::: Source data :::
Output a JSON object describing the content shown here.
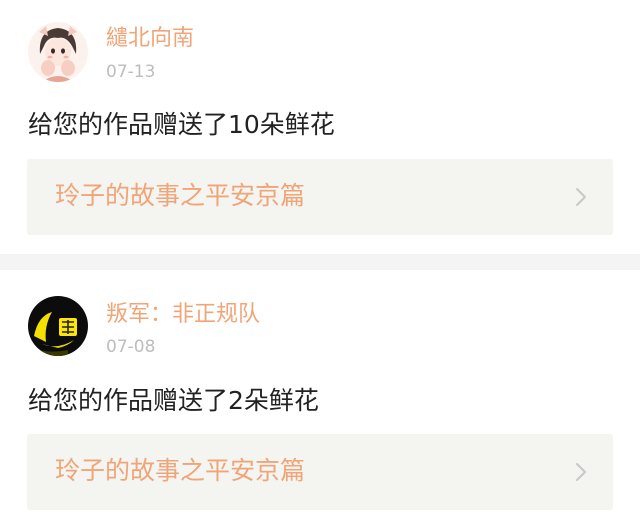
{
  "colors": {
    "accent": "#f0a578",
    "text": "#222222",
    "muted": "#bdbdbd",
    "link_bg": "#f4f4f1",
    "separator": "#f4f4f4"
  },
  "feed": [
    {
      "username": "繾北向南",
      "date": "07-13",
      "message": "给您的作品赠送了10朵鲜花",
      "work_title": "玲子的故事之平安京篇",
      "avatar_icon": "anime-girl-avatar-icon",
      "link_icon": "chevron-right-icon"
    },
    {
      "username": "叛军：非正规队",
      "date": "07-08",
      "message": "给您的作品赠送了2朵鲜花",
      "work_title": "玲子的故事之平安京篇",
      "avatar_icon": "dark-yellow-glow-avatar-icon",
      "link_icon": "chevron-right-icon"
    }
  ]
}
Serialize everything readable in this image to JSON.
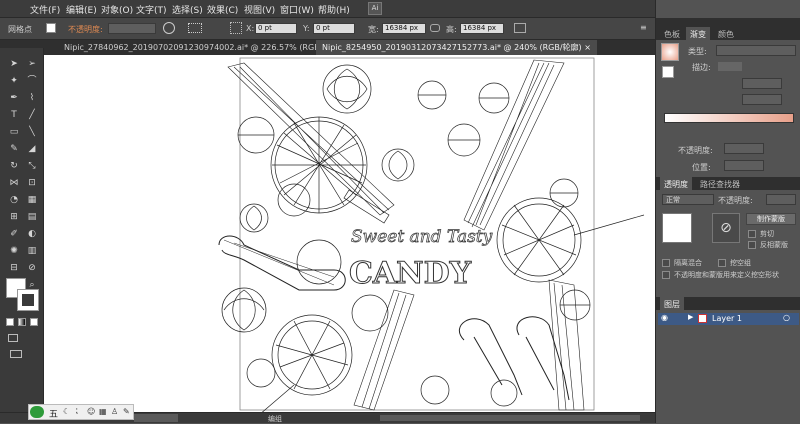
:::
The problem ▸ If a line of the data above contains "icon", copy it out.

Expected answer ▸
      "avatar_icon": "anime-girl-avatar-icon",
      "link_icon": "chevron-right-icon"
      "avatar_icon": "dark-yellow-glow-avatar-icon",
      "link_icon": "chevron-right-icon"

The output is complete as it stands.